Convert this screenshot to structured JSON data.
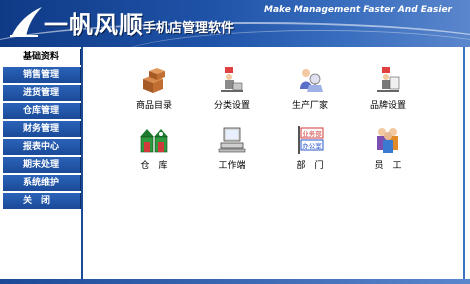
{
  "header": {
    "title": "一帆风顺",
    "subtitle": "手机店管理软件",
    "slogan": "Make Management Faster And Easier"
  },
  "sidebar": {
    "items": [
      {
        "label": "基础资料",
        "active": true
      },
      {
        "label": "销售管理",
        "active": false
      },
      {
        "label": "进货管理",
        "active": false
      },
      {
        "label": "仓库管理",
        "active": false
      },
      {
        "label": "财务管理",
        "active": false
      },
      {
        "label": "报表中心",
        "active": false
      },
      {
        "label": "期末处理",
        "active": false
      },
      {
        "label": "系统维护",
        "active": false
      },
      {
        "label": "关　闭",
        "active": false
      }
    ]
  },
  "main": {
    "tiles": [
      {
        "label": "商品目录",
        "icon": "boxes-icon"
      },
      {
        "label": "分类设置",
        "icon": "classify-icon"
      },
      {
        "label": "生产厂家",
        "icon": "manufacturer-icon"
      },
      {
        "label": "品牌设置",
        "icon": "brand-icon"
      },
      {
        "label": "仓　库",
        "icon": "warehouse-icon"
      },
      {
        "label": "工作端",
        "icon": "workstation-icon"
      },
      {
        "label": "部　门",
        "icon": "department-icon"
      },
      {
        "label": "员　工",
        "icon": "employees-icon"
      }
    ],
    "department_signs": [
      "业务部",
      "办公室"
    ]
  },
  "colors": {
    "banner": "#1f53a8",
    "nav": "#1b4a98",
    "background": "#ffffff"
  }
}
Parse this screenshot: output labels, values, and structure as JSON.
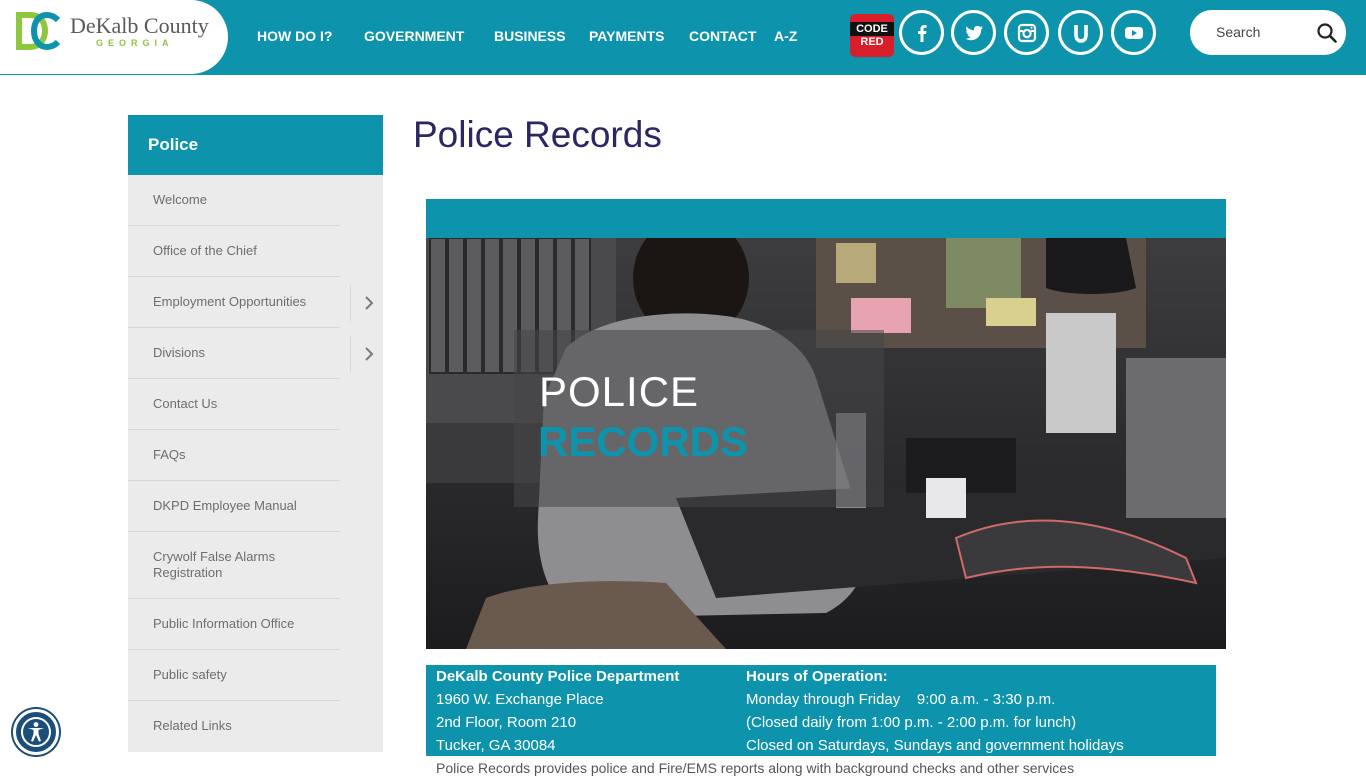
{
  "header": {
    "logo": {
      "name": "DeKalb County",
      "sub": "GEORGIA"
    },
    "nav": [
      "HOW DO I?",
      "GOVERNMENT",
      "BUSINESS",
      "PAYMENTS",
      "CONTACT",
      "A-Z"
    ],
    "codered": {
      "top": "CODE",
      "bottom": "RED"
    },
    "social": [
      "facebook-icon",
      "twitter-icon",
      "instagram-icon",
      "u-icon",
      "youtube-icon"
    ],
    "search": {
      "placeholder": "Search"
    },
    "colors": {
      "brand": "#0e93ad",
      "title": "#2a2761",
      "logo_green": "#8dc63f"
    }
  },
  "sidebar": {
    "heading": "Police",
    "items": [
      {
        "label": "Welcome",
        "has_children": false
      },
      {
        "label": "Office of the Chief",
        "has_children": false
      },
      {
        "label": "Employment Opportunities",
        "has_children": true
      },
      {
        "label": "Divisions",
        "has_children": true
      },
      {
        "label": "Contact Us",
        "has_children": false
      },
      {
        "label": "FAQs",
        "has_children": false
      },
      {
        "label": "DKPD Employee Manual",
        "has_children": false
      },
      {
        "label": "Crywolf False Alarms Registration",
        "has_children": false
      },
      {
        "label": "Public Information Office",
        "has_children": false
      },
      {
        "label": "Public safety",
        "has_children": false
      },
      {
        "label": "Related Links",
        "has_children": false
      }
    ]
  },
  "main": {
    "title": "Police Records",
    "banner": {
      "line1": "POLICE",
      "line2": "RECORDS"
    },
    "info": {
      "left": [
        "DeKalb County Police Department",
        "1960 W. Exchange Place",
        "2nd Floor, Room 210",
        "Tucker, GA 30084"
      ],
      "right": [
        "Hours of Operation:",
        "Monday through Friday    9:00 a.m. - 3:30 p.m.",
        "(Closed daily from 1:00 p.m. - 2:00 p.m. for lunch)",
        "Closed on Saturdays, Sundays and government holidays"
      ]
    },
    "trailing_text": "Police Records provides police and Fire/EMS reports along with background checks and other services"
  },
  "accessibility": {
    "icon": "accessibility-icon"
  }
}
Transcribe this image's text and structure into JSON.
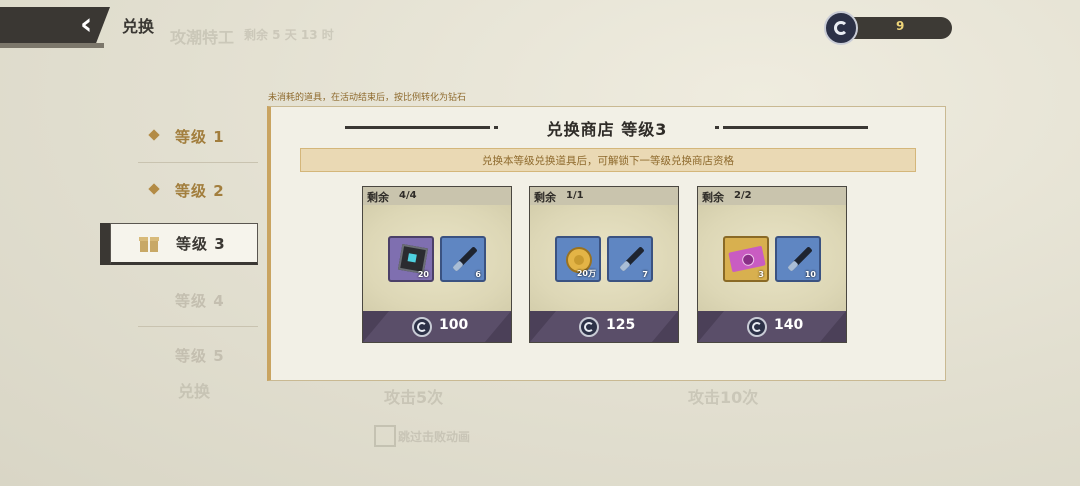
{
  "header": {
    "back_icon": "back-arrow-icon",
    "title": "兑换",
    "currency": {
      "icon": "token-coin-icon",
      "value": "9"
    }
  },
  "background_ghost_text": {
    "event_name": "攻潮特工",
    "remaining": "剩余 5 天 13 时",
    "lower_left": "兑换",
    "challenge_a": "攻击5次",
    "challenge_b": "攻击10次",
    "checkbox_label": "跳过击败动画"
  },
  "notice": "未消耗的道具，在活动结束后，按比例转化为钻石",
  "sidebar": {
    "tabs": [
      {
        "label": "等级 1",
        "state": "unlocked"
      },
      {
        "label": "等级 2",
        "state": "unlocked"
      },
      {
        "label": "等级 3",
        "state": "selected"
      },
      {
        "label": "等级 4",
        "state": "locked"
      },
      {
        "label": "等级 5",
        "state": "locked"
      }
    ]
  },
  "shop": {
    "title": "兑换商店 等级3",
    "banner": "兑换本等级兑换道具后，可解锁下一等级兑换商店资格",
    "remain_label": "剩余",
    "cards": [
      {
        "remaining": "4/4",
        "items": [
          {
            "icon": "dark-cube-icon",
            "qty": "20",
            "rarity": "purple"
          },
          {
            "icon": "brush-icon",
            "qty": "6",
            "rarity": "blue"
          }
        ],
        "price": "100"
      },
      {
        "remaining": "1/1",
        "items": [
          {
            "icon": "gold-coin-icon",
            "qty": "20万",
            "rarity": "blue"
          },
          {
            "icon": "brush-icon",
            "qty": "7",
            "rarity": "blue"
          }
        ],
        "price": "125"
      },
      {
        "remaining": "2/2",
        "items": [
          {
            "icon": "ticket-icon",
            "qty": "3",
            "rarity": "gold"
          },
          {
            "icon": "brush-icon",
            "qty": "10",
            "rarity": "blue"
          }
        ],
        "price": "140"
      }
    ]
  },
  "colors": {
    "dark": "#3a3733",
    "accent_gold": "#c9a461",
    "panel_bg": "#f2f0e6",
    "card_footer": "#5a4e69",
    "currency_text": "#f0d67a"
  }
}
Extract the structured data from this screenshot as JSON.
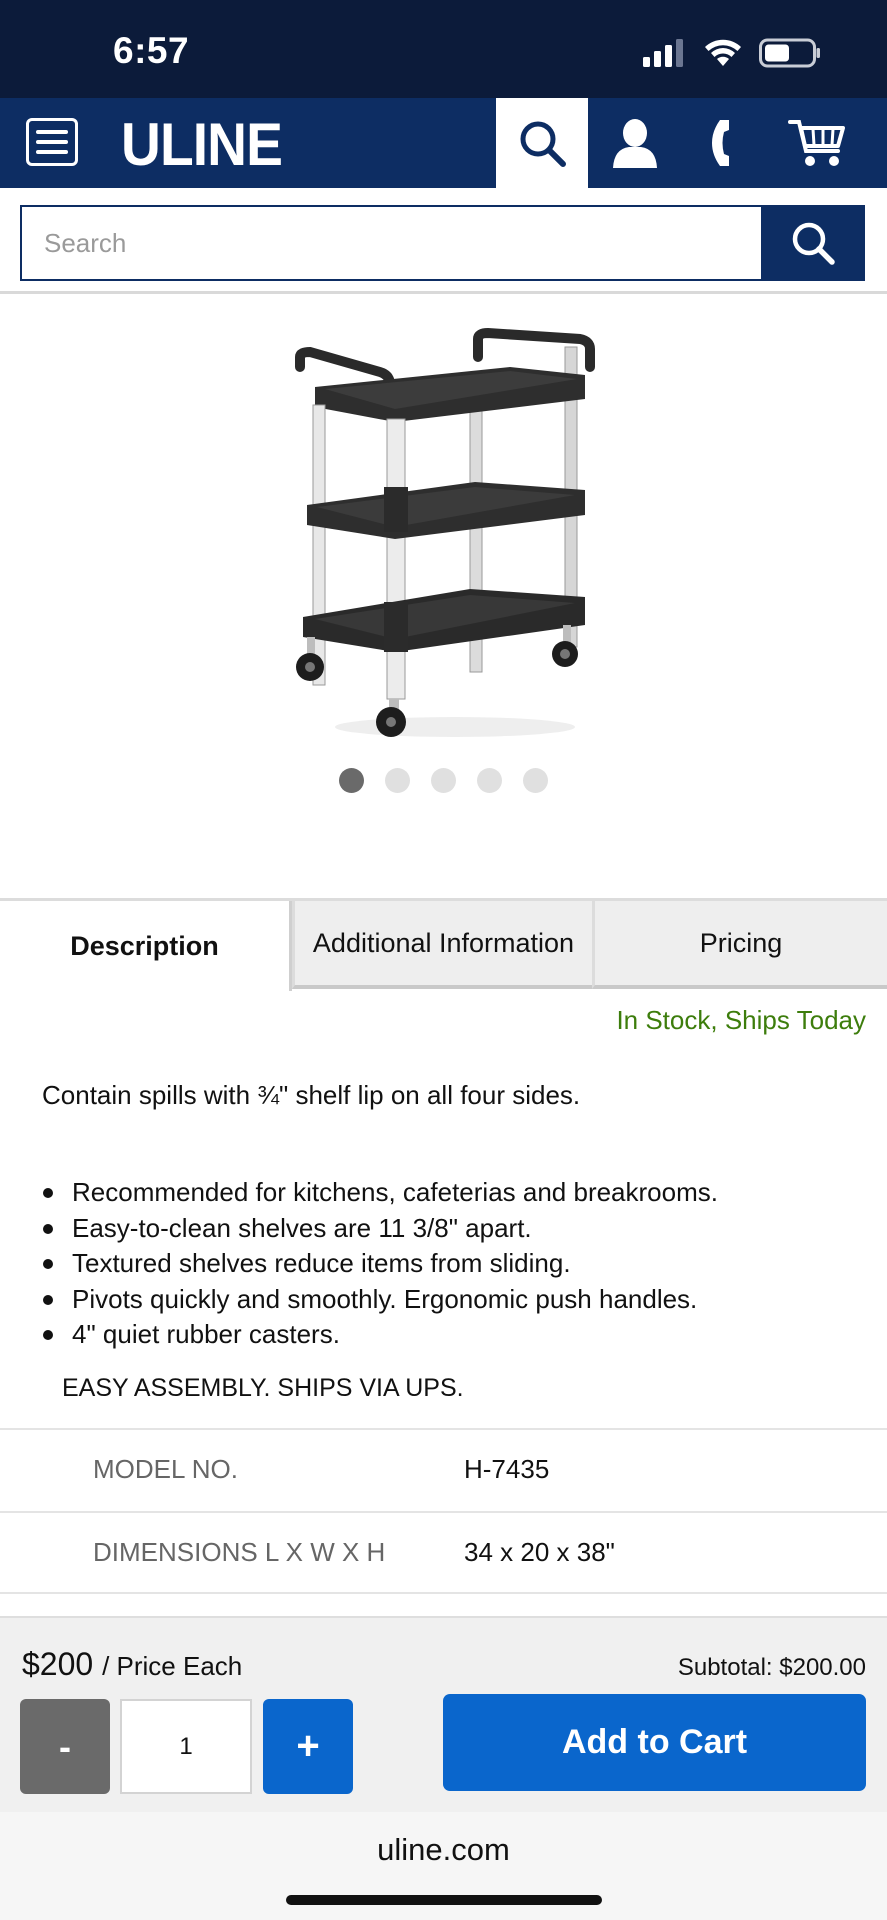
{
  "status_bar": {
    "time": "6:57"
  },
  "header": {
    "logo": "ULINE",
    "brand_color": "#0d2d63"
  },
  "search": {
    "placeholder": "Search"
  },
  "carousel": {
    "total_images": 5,
    "active_index": 0
  },
  "tabs": [
    {
      "label": "Description",
      "active": true
    },
    {
      "label": "Additional Information",
      "active": false
    },
    {
      "label": "Pricing",
      "active": false
    }
  ],
  "description": {
    "stock_status": "In Stock, Ships Today",
    "stock_color": "#3d7d0c",
    "lead": "Contain spills with ¾\" shelf lip on all four sides.",
    "bullets": [
      "Recommended for kitchens, cafeterias and breakrooms.",
      "Easy-to-clean shelves are 11 3/8\" apart.",
      "Textured shelves reduce items from sliding.",
      "Pivots quickly and smoothly. Ergonomic push handles.",
      "4\" quiet rubber casters."
    ],
    "assembly_note": "EASY ASSEMBLY. SHIPS VIA UPS."
  },
  "specs": [
    {
      "label": "MODEL NO.",
      "value": "H-7435"
    },
    {
      "label": "DIMENSIONS L X W X H",
      "value": "34 x 20 x 38\""
    }
  ],
  "purchase": {
    "price": "$200",
    "price_unit": "/ Price Each",
    "subtotal": "Subtotal: $200.00",
    "quantity": "1",
    "minus_label": "-",
    "plus_label": "+",
    "add_to_cart_label": "Add to Cart",
    "accent_color": "#0a66cc"
  },
  "footer": {
    "url": "uline.com"
  }
}
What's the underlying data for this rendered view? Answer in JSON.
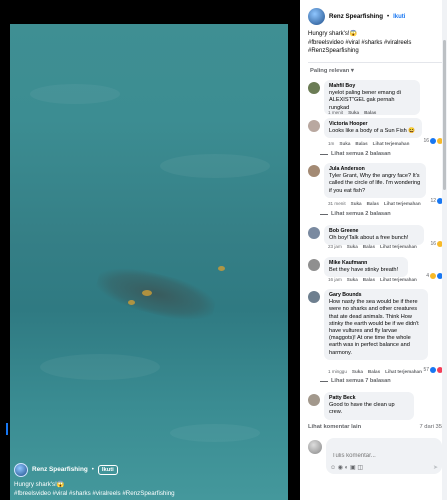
{
  "video": {
    "author": "Renz Spearfishing",
    "dot": "•",
    "follow_label": "Ikuti",
    "caption": "Hungry shark's!😱",
    "hashtags": "#fbreelsvideo #viral #sharks #viralreels #RenzSpearfishing"
  },
  "panel": {
    "author": "Renz Spearfishing",
    "dot": "•",
    "follow_label": "Ikuti",
    "caption": "Hungry shark's!😱",
    "hashtags_line1": "#fbreelsvideo #viral #sharks #viralreels",
    "hashtags_line2": "#RenzSpearfishing",
    "sort_label": "Paling relevan ▾",
    "load_more": "Lihat komentar lain",
    "count": "7 dari 35",
    "input_placeholder": "Tulis komentar...",
    "input_tools": "☺ ◉ ◐ ▣ ◫",
    "send_icon": "➤"
  },
  "comments": [
    {
      "author": "Mahfil Boy",
      "text": "nyelot paling bener emang di ALEXIST\"GEL gak pernah rungkad",
      "time": "1 menit",
      "like": "Suka",
      "reply": "Balas",
      "translate": "",
      "reactions": ""
    },
    {
      "author": "Victoria Hooper",
      "text": "Looks like a body of a Sun Fish 😆",
      "time": "1m",
      "like": "Suka",
      "reply": "Balas",
      "translate": "Lihat terjemahan",
      "reactions": "16"
    },
    {
      "author": "Jula Anderson",
      "text": "Tyler Grant, Why the angry face? It's called the circle of life. I'm wondering if you eat fish?",
      "time": "31 menit",
      "like": "Suka",
      "reply": "Balas",
      "translate": "Lihat terjemahan",
      "reactions": "12"
    },
    {
      "author": "Bob Greene",
      "text": "Oh boy!Talk about a free bunch!",
      "time": "23 jam",
      "like": "Suka",
      "reply": "Balas",
      "translate": "Lihat terjemahan",
      "reactions": "16"
    },
    {
      "author": "Mike Kaufmann",
      "text": "Bet they have stinky breath!",
      "time": "16 jam",
      "like": "Suka",
      "reply": "Balas",
      "translate": "Lihat terjemahan",
      "reactions": "4"
    },
    {
      "author": "Gary Bounds",
      "text": "How nasty the sea would be if there were no sharks and other creatures that ate dead animals. Think How stinky the earth would be if we didn't have vultures and fly larvae (maggots)! At one time the whole earth was in perfect balance and harmony.",
      "time": "1 minggu",
      "like": "Suka",
      "reply": "Balas",
      "translate": "Lihat terjemahan",
      "reactions": "57"
    },
    {
      "author": "Patty Beck",
      "text": "Good to have the clean up crew.",
      "time": "",
      "like": "",
      "reply": "",
      "translate": "",
      "reactions": ""
    }
  ],
  "replies": [
    {
      "label": "Lihat semua 2 balasan"
    },
    {
      "label": "Lihat semua 2 balasan"
    },
    {
      "label": "Lihat semua 7 balasan"
    }
  ]
}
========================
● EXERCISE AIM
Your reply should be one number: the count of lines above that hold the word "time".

● TASK RESPONSE
9